No technological distinction exists or can be created between those nuclear weapons endangering the deterrent forces of the opponent in a first or preemptive strike (and thus decreasing stability) and weapons designed to attack the same forces by retaliation.
There is no demonstrable break between nuclear weapons designed for limited attacks and those designed for "strategic" retaliation.
Anti-military nuclear attacks of substantial size will almost certainly generate enormous civilian casualties.
Whatever plans or technological preparations the United States may make to fight a "controlled" nuclear conflict, there can be no certain method to protect the U.S. population in case the opponent decides to respond with an anti-population attack.
Available casualty estimates understate the effects of large-scale nuclear war; such consequences as epidemics aggravated by maldistribution of medical care, fire, starvation, ecological damage and societal breakdown are well-nigh incalculable.
From these inescapable conditions it follows, in my judgment, that the only clear demarcation line giving a "fire-break" in the use of weapons in war will continue to be the boundary between non-nuclear and nuclear devices.

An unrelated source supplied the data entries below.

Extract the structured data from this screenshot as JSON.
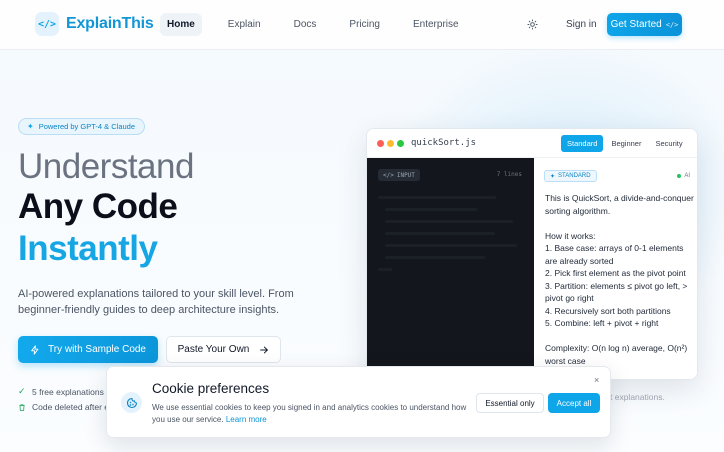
{
  "header": {
    "logo_icon": "</>",
    "brand": "ExplainThis",
    "nav": [
      {
        "label": "Home",
        "active": true
      },
      {
        "label": "Explain",
        "active": false
      },
      {
        "label": "Docs",
        "active": false
      },
      {
        "label": "Pricing",
        "active": false
      },
      {
        "label": "Enterprise",
        "active": false
      }
    ],
    "theme_icon": "sun-icon",
    "signin": "Sign in",
    "cta": "Get Started",
    "cta_icon": "</>"
  },
  "hero": {
    "badge": "Powered by GPT-4 & Claude",
    "title_line1": "Understand",
    "title_line2": "Any Code",
    "title_line3": "Instantly",
    "description": "AI-powered explanations tailored to your skill level. From beginner-friendly guides to deep architecture insights.",
    "primary_button": "Try with Sample Code",
    "secondary_button": "Paste Your Own",
    "features": [
      "5 free explanations",
      "Code deleted after e"
    ]
  },
  "demo": {
    "file": "quickSort.js",
    "levels": [
      "Standard",
      "Beginner",
      "Security"
    ],
    "active_level": "Standard",
    "input_label": "INPUT",
    "input_meta": "7 lines",
    "output_label": "STANDARD",
    "ai_label": "AI",
    "explanation": "This is QuickSort, a divide-and-conquer sorting algorithm.\n\nHow it works:\n1. Base case: arrays of 0-1 elements are already sorted\n2. Pick first element as the pivot point\n3. Partition: elements ≤ pivot go left, > pivot go right\n4. Recursively sort both partitions\n5. Combine: left + pivot + right\n\nComplexity: O(n log n) average, O(n²) worst case",
    "behind_text": "t explanations."
  },
  "cookie": {
    "title": "Cookie preferences",
    "description": "We use essential cookies to keep you signed in and analytics cookies to understand how you use our service.",
    "link": "Learn more",
    "essential_button": "Essential only",
    "accept_button": "Accept all",
    "close": "×"
  },
  "colors": {
    "accent": "#0ea5e9",
    "brand_text": "#1196d6",
    "instantly": "#17a6e4",
    "code_bg": "#13171d"
  }
}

Mere shifts in policy and strategic doctrine will neither eliminate the hostage role of the populations of the United States and the Soviet Union, nor decrease the danger of nuclear catastrophe through accident or through unauthorized attack. Nor will they, in Churchill's words, "cover the case of lunatics or dictators in the mood of Hitler when he found himself in his final dugout." Only the relaxation of political tensions, coupled with bold steps limiting and reducing the quality and quantity of arms, and with ever-increasing vigilance over the control, safety and nonproliferation of nuclear weapons, can offer hope that nuclear disaster can be avoided.
2 Iklé, op. cit.
3 Calculations indicate that an attack against all of the U.S. Minuteman silos would result in casualties (U.S. or Canadian) in the multi-million range from fallout alone; from all causes the actual numbers would be still larger.
4 A retaliatory attack would have to be very small indeed to be "negligible." Indeed, neither leaders nor serious observers in either country should pay much attention to the spuriously precise analyses cranked out by military computers to "determine" levels of damage from nuclear attack. Such calculations usually take into account only "prompt" casualties, that is those resulting from blast or prompt radiation. Few analyses consider fallout, and none of those generally used take into account such post-attack effects as fire, damage to food supplies, medical care and productivity, or epidemics. As Iklé notes, the omission of such after-attack effects leads to substantial underestimates. It is another instance of the way in which, in his words: "The jargon of American strategic analysis works like a narcotic. It dulls our sense of moral outrage about the tragic confrontation of nuclear arsenals, primed and constantly perfected to unleash widespread genocide."